I read William Styron's The Confessions of Nat Turner as the first book in a series of four I'm going to read this February for Black History Month. It's a curious choice, because it has something of a reputation for being a racist work. Nat Turner was a real figure in history, a slave who led a revolt in Virginia in 1831, resulting in the death of 55 whites (and more than twice as many blacks in retribution). "The Confessions of Nat Turner" is the official court document where Turner describes the planning and execution of the uprising and many of the scant biographical details we know today. Styron writes his novel from Turner's perspective, but, as he writes in the prefacing Author's Note, allows himself "the utmost freedom of imagination" in filling in the gaps in the story and Turner's life. It's a work of fiction, not history. The liberties he took have led to the novel's unsavory reputation in some circles.

Styron admits, in an afterword to the version I read, "Most people were, and are, racist to some degree but at least my racism was not conventional; I wanted to confront and understand blackness." I'm not qualified to answer the question of whether Styron succeeded in his goal - even Styron admits, "... [M]y stranger's perspective might not always ring true to black people" - but I tend to believe that he did not intend Confessions to malign or mis-represent African-Americans. Styron's view of Turner probably is wrong, certainly is incomplete, and is certainly influenced by Styron's whiteness, but this isn't because of racism; it's because "the very fact of a person's otherness to you means there is always something fundamentally hidden about them."

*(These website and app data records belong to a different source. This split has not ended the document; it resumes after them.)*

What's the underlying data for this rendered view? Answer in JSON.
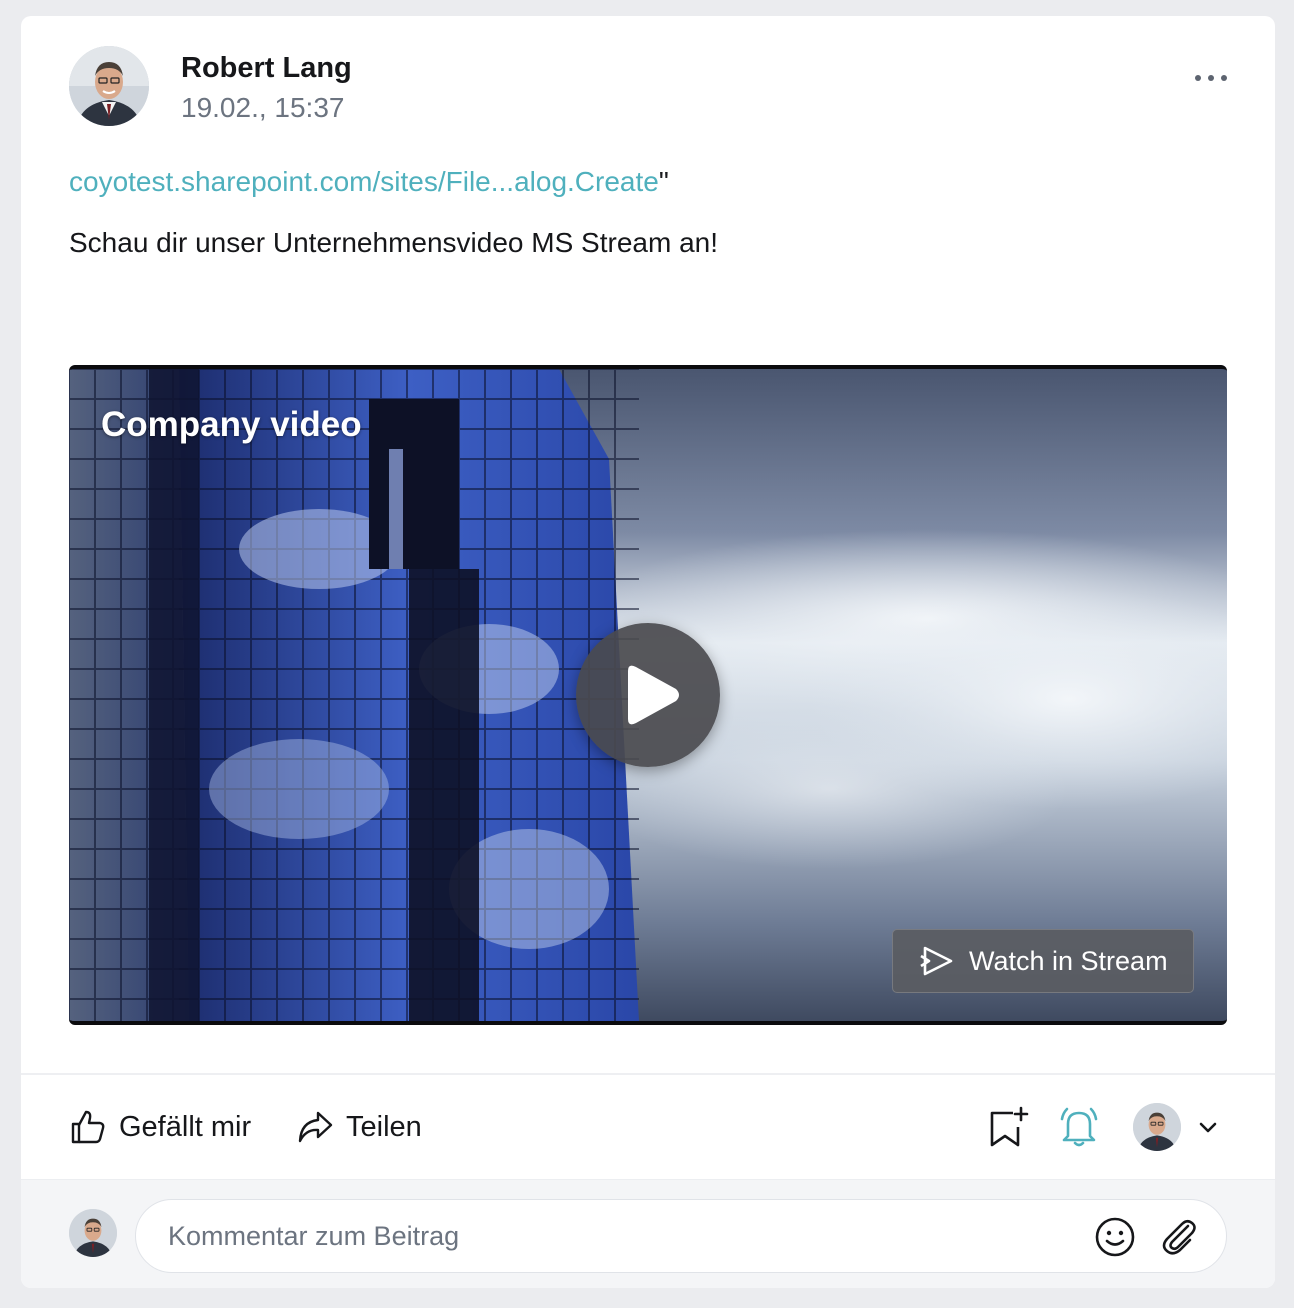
{
  "post": {
    "author_name": "Robert Lang",
    "timestamp": "19.02., 15:37",
    "link_text": "coyotest.sharepoint.com/sites/File...alog.Create",
    "link_suffix": "\"",
    "body_text": "Schau dir unser Unternehmensvideo MS Stream an!"
  },
  "video": {
    "title": "Company video",
    "watch_label": "Watch in Stream"
  },
  "actions": {
    "like_label": "Gefällt mir",
    "share_label": "Teilen"
  },
  "comment": {
    "placeholder": "Kommentar zum Beitrag"
  },
  "icons": {
    "more": "more-horizontal-icon",
    "play": "play-icon",
    "stream": "stream-play-icon",
    "like": "thumbs-up-icon",
    "share": "share-arrow-icon",
    "bookmark": "bookmark-add-icon",
    "bell": "bell-icon",
    "chevron": "chevron-down-icon",
    "emoji": "emoji-icon",
    "attach": "paperclip-icon"
  },
  "colors": {
    "link": "#4fb0bd",
    "bell_active": "#4fb0bd",
    "page_background": "#ebecef"
  }
}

The article in Ebony linked above (an excerpt from a book most recently published as The Second Crucifixion of Nat Turner) suggests Styron wrote the book to paint blacks as dumb, subservient, and degenerate, and Turner himself as an impotent and ineffectual leader. Styron is taking liberties with some of his characterizations, but often they are in the service of showing the evils of slavery. Turner is disgusted at the way Hark submits to the whites, but notes that "the unctuous coating of flattery" is there to disguise a hidden anger. Slavery was evil, and one of its evils was to repress blacks, socially, spiritually, intellectually, even morally. The characters in Confessions are flawed, but their flaws can be read largely as a product of the dysfunctional society surrounding them.

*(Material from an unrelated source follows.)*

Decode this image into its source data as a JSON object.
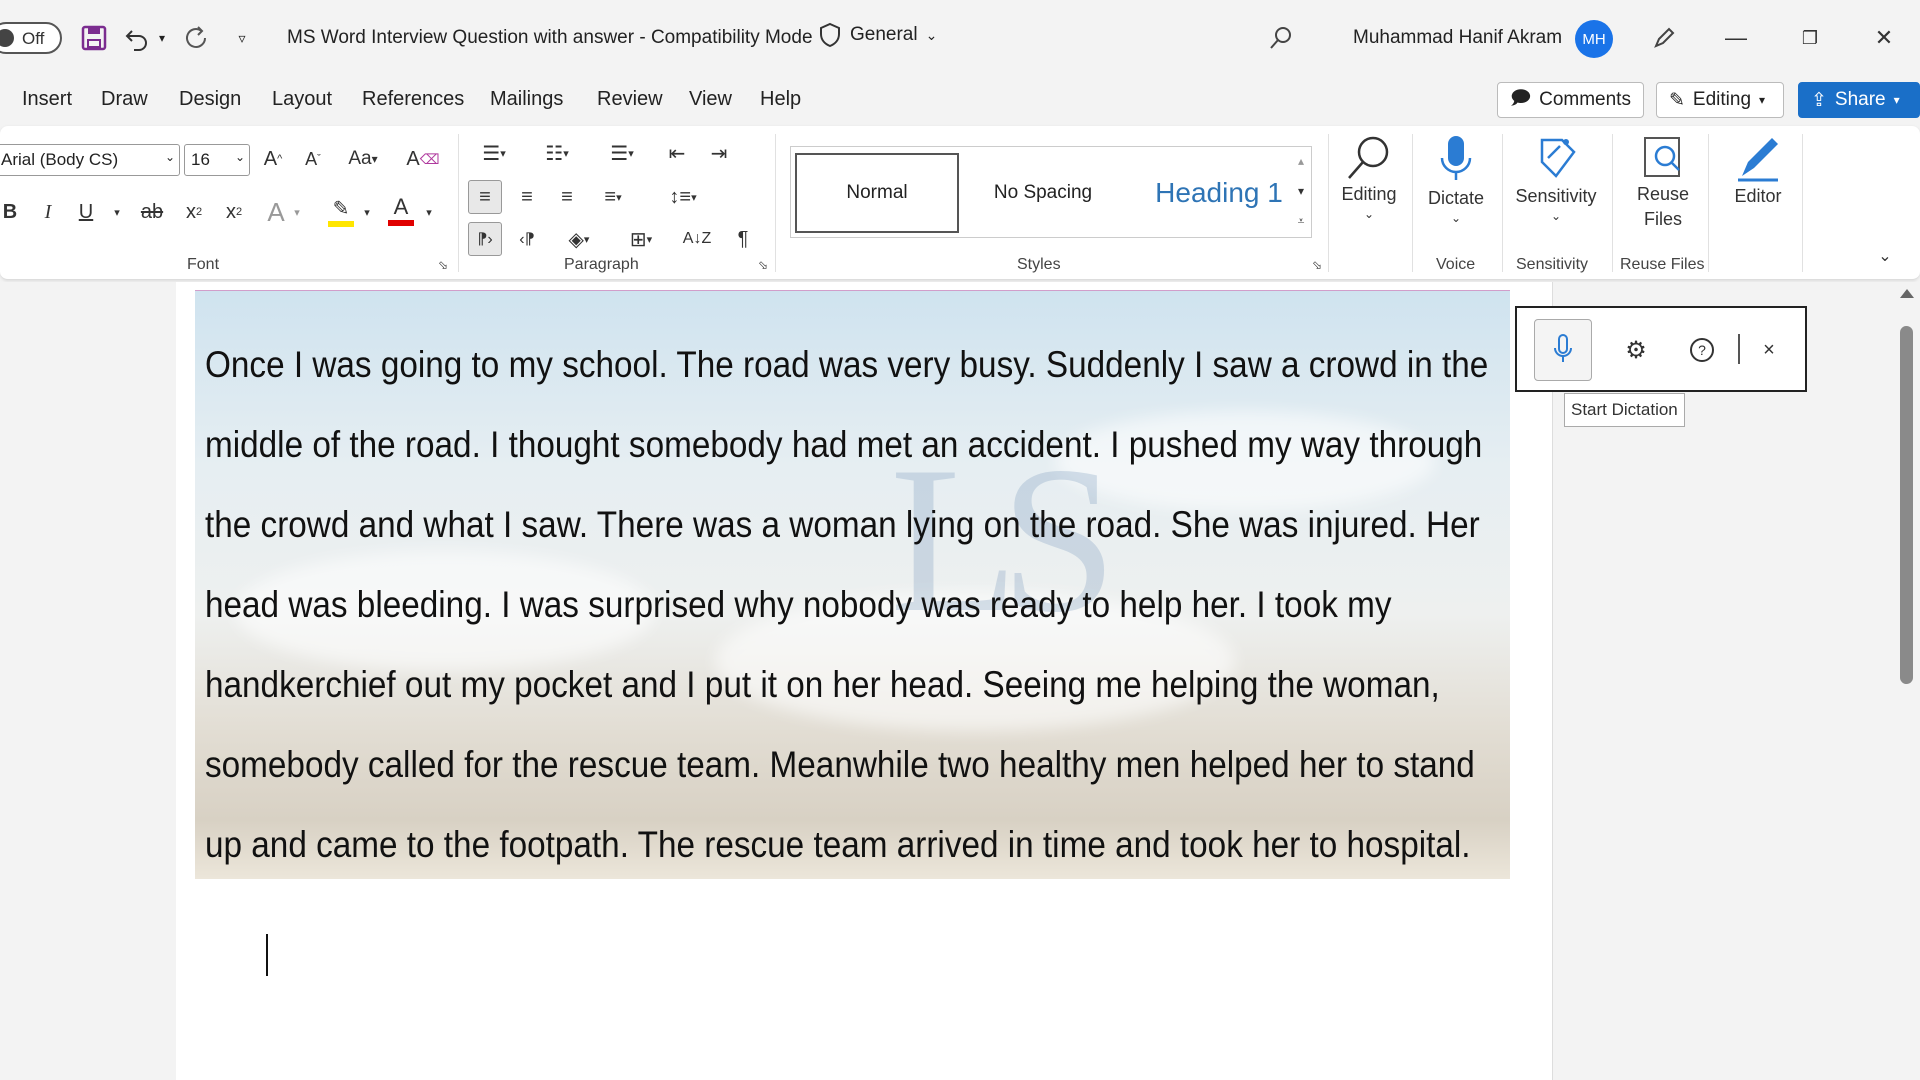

That said, some of Styron's liberties do put a bad taste in my mouth. In the afterword, Styron views Turner as "a dangerous religious lunatic," but he doesn't "want to write about a psychopathic monster," preferring to "demonstrate subtler motives" and "moderate this aspect of his character." This is a fine line to walk. Artistically, he can do whatever he wants, but the very need to moderate and make more subtle strikes me as part of what distances Styron from the black community critical of the book. There are those for whom the scars of racism are fresher, the rage more justified, and Turner's actions are heroic. Turner himself does not show the regret Styron attributes to him, entering a plea of "not guilty" because he says he feels no guilt.

Finally, the imagined relationship between Turner and Margaret Whitehead, the only victim he personally dispatched, is a real stretch. Styron notes that Turner does not mention a wife in his confessions and attributes a pious celibacy to him, assuming an absence of evidence to be an evidence of absence. Styron's Turner finds love, grace, and repentance in Whitehead, though their relationship cannot be consummated (or even acknowledged) in this world. Styron himself says of his representation of the Turner / Whitehead relationship:

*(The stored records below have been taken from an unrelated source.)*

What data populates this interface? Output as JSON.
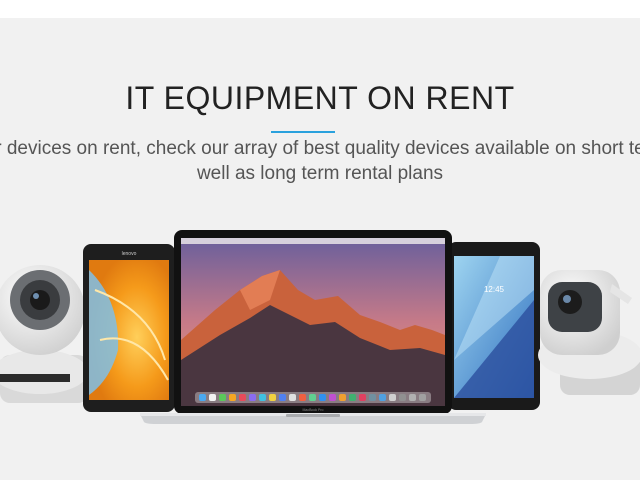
{
  "hero": {
    "title": "IT EQUIPMENT ON RENT",
    "description_line1": "r devices on rent, check our array of best quality devices available on short te",
    "description_line2": "well as long term rental plans"
  },
  "colors": {
    "background": "#f1f1f1",
    "accent": "#2aa1dd",
    "title_text": "#222222",
    "description_text": "#555555"
  },
  "devices": {
    "tablet_left_brand": "lenovo",
    "laptop_brand": "MacBook Pro",
    "tablet_right_time": "12:45"
  }
}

No decision I made shows so well the pitfalls waiting for the historical novelist who, however well-intentioned, creates a situation or concept repugnant to idealogues; at the same time, nothing so deftly illustrates the invincible right of the novelist to manipulate historical fact and pursue his intuition concerning that fact to its artistically logical conclusion.
What exactly is an "artistically logical conclusion?" In a sense, fiction is "truer" than non-fiction, because a fiction can be completely true within its imagined world and non-fiction always has to answer to the reality of this one. Styron is writing a world that may be true to itself, but its relationship to this one is dubious. Is that bold, artistic, dishonest, offensive? Probably some of each.